For that reason, most of the business owners at Love Land acknowledge that the growth in the gay marriage trade is still in its earliest stages. "We have a lot of people asking," says Brother Singer, "but most are waiting until the legal situation clears up a little."

This is more or less the situation of Beth McAndrew and Karee Etheridge, two teachers who have come from New Jersey to see how Love Land might be of help. Karee, 24, proposed to Beth, 27, at New Year. They had an appointment to be married in San Francisco's City Hall sometime in April. But then the axe was dropped by the Supreme Court and their hopes of an early wedding were dashed.

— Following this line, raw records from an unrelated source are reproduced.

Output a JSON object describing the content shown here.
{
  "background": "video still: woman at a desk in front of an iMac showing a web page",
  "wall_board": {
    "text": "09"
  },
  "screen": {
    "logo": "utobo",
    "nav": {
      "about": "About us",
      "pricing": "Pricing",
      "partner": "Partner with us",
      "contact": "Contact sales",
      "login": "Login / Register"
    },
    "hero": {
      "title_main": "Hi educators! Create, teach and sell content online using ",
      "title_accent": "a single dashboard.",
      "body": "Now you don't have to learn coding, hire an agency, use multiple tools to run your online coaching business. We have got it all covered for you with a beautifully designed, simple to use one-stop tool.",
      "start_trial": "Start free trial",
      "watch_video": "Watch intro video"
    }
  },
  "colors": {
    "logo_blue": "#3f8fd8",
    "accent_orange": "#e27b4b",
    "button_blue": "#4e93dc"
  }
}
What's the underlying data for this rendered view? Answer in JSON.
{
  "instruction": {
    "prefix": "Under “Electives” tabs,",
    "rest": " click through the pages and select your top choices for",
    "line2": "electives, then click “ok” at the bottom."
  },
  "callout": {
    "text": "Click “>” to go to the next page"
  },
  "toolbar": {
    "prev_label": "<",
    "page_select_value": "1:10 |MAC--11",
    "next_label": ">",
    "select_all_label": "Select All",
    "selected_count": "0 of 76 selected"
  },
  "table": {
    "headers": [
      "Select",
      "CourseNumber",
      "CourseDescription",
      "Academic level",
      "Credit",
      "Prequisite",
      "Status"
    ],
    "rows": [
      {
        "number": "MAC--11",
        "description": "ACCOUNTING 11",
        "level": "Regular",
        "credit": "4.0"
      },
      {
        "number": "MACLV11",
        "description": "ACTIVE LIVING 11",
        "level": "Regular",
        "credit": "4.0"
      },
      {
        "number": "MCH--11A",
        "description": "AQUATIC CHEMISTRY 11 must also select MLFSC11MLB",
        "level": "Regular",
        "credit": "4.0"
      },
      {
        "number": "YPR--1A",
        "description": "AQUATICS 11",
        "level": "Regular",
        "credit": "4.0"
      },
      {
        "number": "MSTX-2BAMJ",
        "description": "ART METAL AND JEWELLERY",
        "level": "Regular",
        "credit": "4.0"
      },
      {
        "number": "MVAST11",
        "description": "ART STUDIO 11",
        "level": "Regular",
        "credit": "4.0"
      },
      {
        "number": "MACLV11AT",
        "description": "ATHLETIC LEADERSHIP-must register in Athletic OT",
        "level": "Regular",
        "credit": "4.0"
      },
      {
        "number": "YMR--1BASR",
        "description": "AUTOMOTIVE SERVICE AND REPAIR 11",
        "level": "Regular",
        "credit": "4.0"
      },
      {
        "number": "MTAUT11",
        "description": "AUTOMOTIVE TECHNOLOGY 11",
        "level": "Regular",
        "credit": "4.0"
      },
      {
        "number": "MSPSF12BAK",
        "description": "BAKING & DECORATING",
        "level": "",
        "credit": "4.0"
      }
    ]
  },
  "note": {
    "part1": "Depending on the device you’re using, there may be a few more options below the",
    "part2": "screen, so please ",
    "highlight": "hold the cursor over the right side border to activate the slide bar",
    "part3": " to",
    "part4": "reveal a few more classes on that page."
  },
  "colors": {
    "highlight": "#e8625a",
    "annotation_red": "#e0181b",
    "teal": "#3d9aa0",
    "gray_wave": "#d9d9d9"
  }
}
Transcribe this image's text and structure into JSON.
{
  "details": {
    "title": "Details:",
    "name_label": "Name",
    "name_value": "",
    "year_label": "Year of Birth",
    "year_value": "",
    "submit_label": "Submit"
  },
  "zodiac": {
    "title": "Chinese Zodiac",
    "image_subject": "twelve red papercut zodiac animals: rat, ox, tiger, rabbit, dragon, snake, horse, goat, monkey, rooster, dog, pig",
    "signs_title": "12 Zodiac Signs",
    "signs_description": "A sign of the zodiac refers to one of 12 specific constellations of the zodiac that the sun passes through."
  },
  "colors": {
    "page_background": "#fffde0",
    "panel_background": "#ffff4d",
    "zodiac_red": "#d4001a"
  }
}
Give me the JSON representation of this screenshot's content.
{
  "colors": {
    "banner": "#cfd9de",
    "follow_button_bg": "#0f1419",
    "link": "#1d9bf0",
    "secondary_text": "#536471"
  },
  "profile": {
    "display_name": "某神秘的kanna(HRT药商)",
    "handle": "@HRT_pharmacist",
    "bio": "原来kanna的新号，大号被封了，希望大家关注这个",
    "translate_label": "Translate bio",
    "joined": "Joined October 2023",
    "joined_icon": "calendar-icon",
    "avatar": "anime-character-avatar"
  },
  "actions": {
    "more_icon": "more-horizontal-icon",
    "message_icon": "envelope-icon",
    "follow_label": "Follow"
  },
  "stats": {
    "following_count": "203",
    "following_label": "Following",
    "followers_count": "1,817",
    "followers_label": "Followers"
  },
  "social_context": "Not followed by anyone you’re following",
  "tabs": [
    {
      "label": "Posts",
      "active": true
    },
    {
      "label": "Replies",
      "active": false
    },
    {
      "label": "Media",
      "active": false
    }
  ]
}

They remain determined to do it some day, but accept that it is unlikely for at least another year.

Love Land at least is helping them to keep the dream going. "We really don't know where the legislation is going," concedes Beth, "so are sort of waiting and seeing." In the meantime, hands clasped, they roam the stands looking for inspiration and practical help - such as what kinds of hotels might be willing eventually to hold their reception. "It's kind of awkward to just walk into hotels or banquet places and say you are getting married," says Karee. "You know here you will get a friendly reaction."

But as long as marriage licences remain elusive, the trend for couples to be joined together in symbolic unions and commitment ceremonies - complete with priests, but bereft of the licences - will continue to blossom. They are the next best thing for gay couples willing to compromise. Family and friends attend the ceremonies and the parties that follow. And that is what, for the time being at least, will keep most of the entrepreneurs who have brought their wares to Love land at least ticking over.

It certainly promises to be demand enough, for instance, for Troy McDevitt, who moulds tiny clay figurines in the likenesses of happy couples (the lovers send in mug shots as a guide). The life-like figurines are then shipped back to them, ready to be plopped atop the wedding cake. While he will always oblige straight clients, the response from the gay and lesbian community has already been overwhelming. "I feel like I invented sex," he gushes. "People are really flipping out over this."

So there is hope and there is romance in the Javits Center, after all. And those not resident in Massachusetts and already headed into Provincetown at least will come away with some options. They can, of course, simply wait until the gay marriage revolution picks up a little more speed and George Bush is thrown out of the White House. But, this being a democracy, there is some risk involved there.

In the meantime, therefore, why not give Brother Singer a call and set a date for a ceremony that celebrates love and commitment, but not quite marriage? Or turn to Levine to people the party with waiters like Dustyn, who will be on hand to distract your not-yet-partnered gay friends? Why don't you and your partner appear in miniature on the wedding cake courtesy of McDevitt? And for entertainment? What about the mechanical bucking bronco? Perfect for the ageing uncle who comes to the wedding, even though it's clear he still doesn't entirely approve. You may not bring him off his high horse, but surely the bronco with throw him. Alternatively you could give the fusty great aunt the shock of her life with a little squirt from the "Aaaah, So Clean!" lavatory.